Why bother? Why divorce a Departed husband? Out of principle? Maybe it has something to do with Question 121, Nora's survey query that was flagged because 100 percent of her respondents answered, yes, they believe their Departed is now in a better place. Nora's boss asks how she'd answered the question, back when she was on the other side of the survey. "Yes," she replies, "all three times."
To truly believe that a deceased or Departed husband is in a better place—with your children—can make a mother feel abandoned, left behind. Then, to discover that he was cheating...? A wife might think, "No, you don't get it both ways. You don't get to be in some better place with our children AND be lionized and mourned as a saint by me and others who knew you in Mapleton."
Or... is this just another way for Nora to elicit sympathy? Not only is she the woman who lost her entire family to the Departure, but her husband was cheating on her, too.
She's not the only person finalizing a divorce. Chief Garvey is also at City Hall, signing off on Laurie's request to end their marriage. He seems at peace with it, a far cry from where he was emotionally when she asked for it and when he told his daughter about it. And Nora seems lighter, too, after her divorce is made official. "Do you want to go to Miami?" she asks him on a whim. Um, huh? Chief would actually probably love to go to Miami, but he has this job and he lives with his daughter, so... "Oh, f--- your daughter," Nora blurts out, which is always, in every situation, a conversation killer.
With Miami nipped in the bud, Nora has no choice but to attend the DROP conference in New York City. That is the Departure Related Occupation and Practices conference, where she's scheduled to be a frustratingly vague panelist representing the DSD. The conference attracts all sorts of protesters, including Guilty Remnant members who give out hand grenades that read "Any time now," conspiracy theorists who blame the government and the World Health Organization, and Christians holding up John 20:31 signs.

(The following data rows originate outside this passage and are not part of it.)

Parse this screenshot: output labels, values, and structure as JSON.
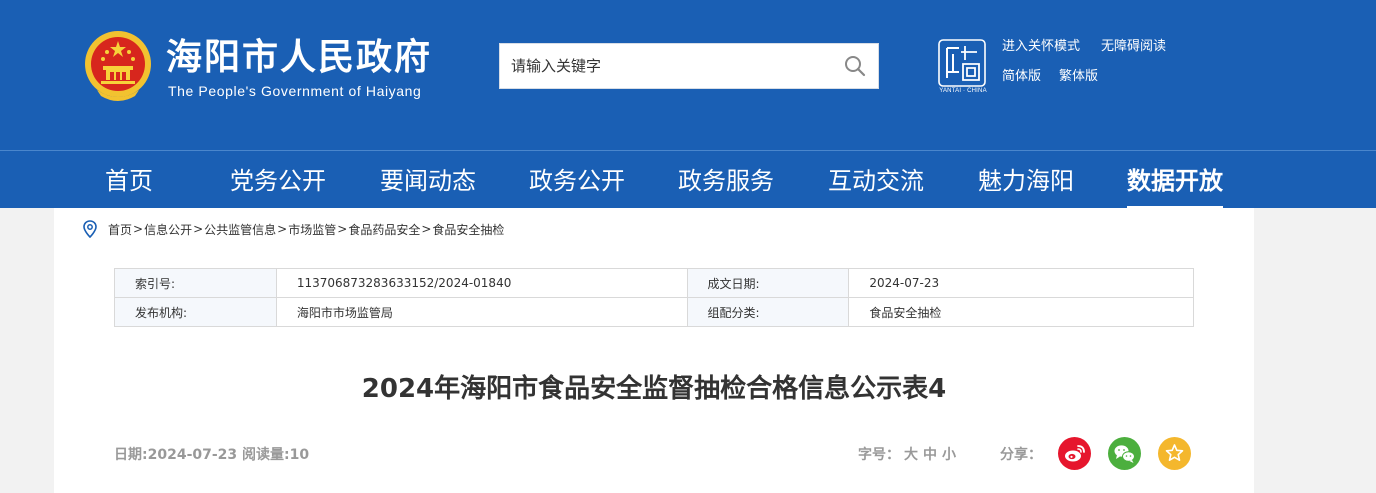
{
  "header": {
    "site_title": "海阳市人民政府",
    "site_subtitle": "The People's Government of Haiyang",
    "search_placeholder": "请输入关键字",
    "city_logo_caption": "YANTAI · CHINA",
    "tools": {
      "care_mode": "进入关怀模式",
      "accessible": "无障碍阅读",
      "simplified": "简体版",
      "traditional": "繁体版"
    }
  },
  "nav": {
    "items": [
      {
        "label": "首页"
      },
      {
        "label": "党务公开"
      },
      {
        "label": "要闻动态"
      },
      {
        "label": "政务公开"
      },
      {
        "label": "政务服务"
      },
      {
        "label": "互动交流"
      },
      {
        "label": "魅力海阳"
      },
      {
        "label": "数据开放"
      }
    ],
    "active": "数据开放"
  },
  "breadcrumb": {
    "items": [
      "首页",
      "信息公开",
      "公共监管信息",
      "市场监管",
      "食品药品安全",
      "食品安全抽检"
    ],
    "separator": ">"
  },
  "meta": {
    "index_label": "索引号:",
    "index_value": "113706873283633152/2024-01840",
    "date_label": "成文日期:",
    "date_value": "2024-07-23",
    "publisher_label": "发布机构:",
    "publisher_value": "海阳市市场监管局",
    "category_label": "组配分类:",
    "category_value": "食品安全抽检"
  },
  "article": {
    "title": "2024年海阳市食品安全监督抽检合格信息公示表4",
    "info": "日期:2024-07-23 阅读量:10",
    "font_size_label": "字号：",
    "font_large": "大",
    "font_medium": "中",
    "font_small": "小",
    "share_label": "分享："
  },
  "colors": {
    "header_blue": "#1a5fb4",
    "weibo_red": "#e6162d",
    "wechat_green": "#4caf3e",
    "favorite_yellow": "#f4b72d"
  },
  "icons": [
    "national-emblem-icon",
    "search-icon",
    "yantai-china-logo-icon",
    "location-pin-icon",
    "weibo-icon",
    "wechat-icon",
    "star-icon"
  ]
}
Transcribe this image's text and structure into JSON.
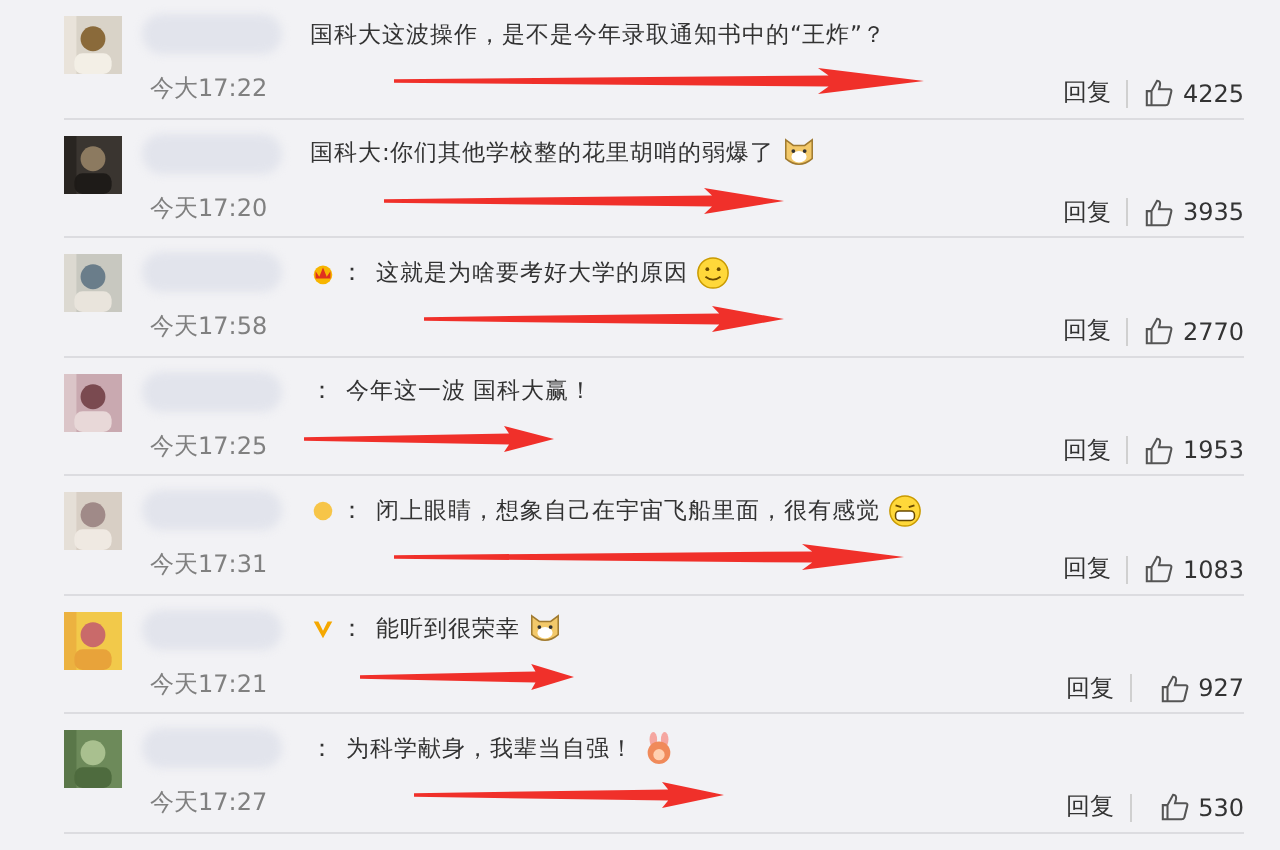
{
  "comments": [
    {
      "text": "国科大这波操作，是不是今年录取通知书中的“王炸”？",
      "time": "今大17:22",
      "reply": "回复",
      "likes": "4225"
    },
    {
      "text": "国科大:你们其他学校整的花里胡哨的弱爆了",
      "emoji": {
        "kind": "doge"
      },
      "time": "今天17:20",
      "reply": "回复",
      "likes": "3935"
    },
    {
      "badge": {
        "kind": "crown"
      },
      "separator": "：",
      "text": "这就是为啥要考好大学的原因",
      "emoji": {
        "kind": "smile"
      },
      "time": "今天17:58",
      "reply": "回复",
      "likes": "2770"
    },
    {
      "separator": "：",
      "text": "今年这一波 国科大赢！",
      "time": "今天17:25",
      "reply": "回复",
      "likes": "1953"
    },
    {
      "badge": {
        "kind": "member"
      },
      "separator": "：",
      "text": "闭上眼睛，想象自己在宇宙飞船里面，很有感觉",
      "emoji": {
        "kind": "grin"
      },
      "time": "今天17:31",
      "reply": "回复",
      "likes": "1083"
    },
    {
      "badge": {
        "kind": "vip"
      },
      "separator": "：",
      "text": "能听到很荣幸",
      "emoji": {
        "kind": "doge"
      },
      "time": "今天17:21",
      "reply": "回复",
      "likes": "927"
    },
    {
      "separator": "：",
      "text": "为科学献身，我辈当自强！",
      "emoji": {
        "kind": "bunny"
      },
      "time": "今天17:27",
      "reply": "回复",
      "likes": "530"
    }
  ]
}
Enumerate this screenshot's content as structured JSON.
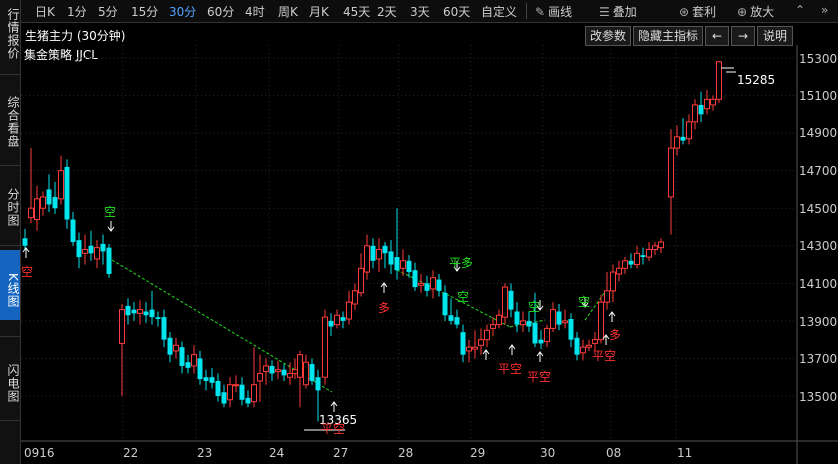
{
  "sidebar": {
    "items": [
      {
        "label": "行情报价",
        "active": false
      },
      {
        "label": "综合看盘",
        "active": false
      },
      {
        "label": "分时图",
        "active": false
      },
      {
        "label": "K线图",
        "active": true
      },
      {
        "label": "闪电图",
        "active": false
      }
    ]
  },
  "toolbar": {
    "periods": [
      "日K",
      "1分",
      "5分",
      "15分",
      "30分",
      "60分",
      "4时",
      "周K",
      "月K",
      "45天",
      "2天",
      "3天",
      "60天",
      "自定义"
    ],
    "active_period": "30分",
    "draw_line": "画线",
    "overlay": "叠加",
    "arbitrage": "套利",
    "zoom_in": "放大"
  },
  "chart": {
    "title": "生猪主力 (30分钟)",
    "strategy": "集金策略 JJCL",
    "buttons": {
      "change_params": "改参数",
      "hide_indicator": "隐藏主指标",
      "left_arrow": "←",
      "right_arrow": "→",
      "help": "说明"
    }
  },
  "chart_data": {
    "type": "candlestick",
    "y_ticks": [
      "15300",
      "15100",
      "14900",
      "14700",
      "14500",
      "14300",
      "14100",
      "13900",
      "13700",
      "13500"
    ],
    "ylim": [
      13300,
      15400
    ],
    "x_ticks": [
      "0916",
      "22",
      "23",
      "24",
      "27",
      "28",
      "29",
      "30",
      "08",
      "11"
    ],
    "annotations": {
      "high_value": "15285",
      "low_value": "13365",
      "signals": [
        {
          "text": "空",
          "color": "#ff3030"
        },
        {
          "text": "空",
          "color": "#20e020"
        },
        {
          "text": "多",
          "color": "#ff3030"
        },
        {
          "text": "平多",
          "color": "#20e020"
        },
        {
          "text": "空",
          "color": "#20e020"
        },
        {
          "text": "平空",
          "color": "#ff3030"
        },
        {
          "text": "空",
          "color": "#20e020"
        },
        {
          "text": "平空",
          "color": "#ff3030"
        },
        {
          "text": "空",
          "color": "#20e020"
        },
        {
          "text": "多",
          "color": "#ff3030"
        },
        {
          "text": "平空",
          "color": "#ff3030"
        },
        {
          "text": "平空",
          "color": "#ff3030"
        }
      ]
    },
    "colors": {
      "up": "#ff3b3b",
      "down": "#00e5ee",
      "dash": "#22dd22",
      "grid": "#2a2a2a"
    }
  }
}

Inside, at the registration desk, Nora discovers that her identification badge was mistakenly given to someone else, leaving her with a generic "Guest" pass. This will not do. Nora protests, that she needs her personal name tag because she's on a panel, and oh by the way, she's a legacy, meaning she lost family in the Departure. Did you feel the reverent and delicate tone of the conference's representative on Nora's voicemail? Who's going to give her the proper attention and sympathy if she's just a simple Guest? She needs to be recognized as Nora Durst, with three decals on the badge representing her loss.
But being a mere Guest grants her a certain anonymity she's not used to, and she's recruited by a coven of attendees who reside on the periphery of the Departure business, thinking perhaps that she's one of their own. They're there to party, and Nora decides to "go down the rabbit hole" with them, popping pills, chugging vodka, and shedding her inhibitions. The slick fellow who eyed Nora in the first place sells Loved Ones, the lifelike dolls that people can purchase for $40,000 so that they can have a proper burial for their Departed family member. "Am I soulless?" he asks Nora, though his entire spiel is a shameless come-on. She answers him by electing to make out with the Loved Ones doll which is modeled after him rather than the real him.
NEXT: Nora needs a hug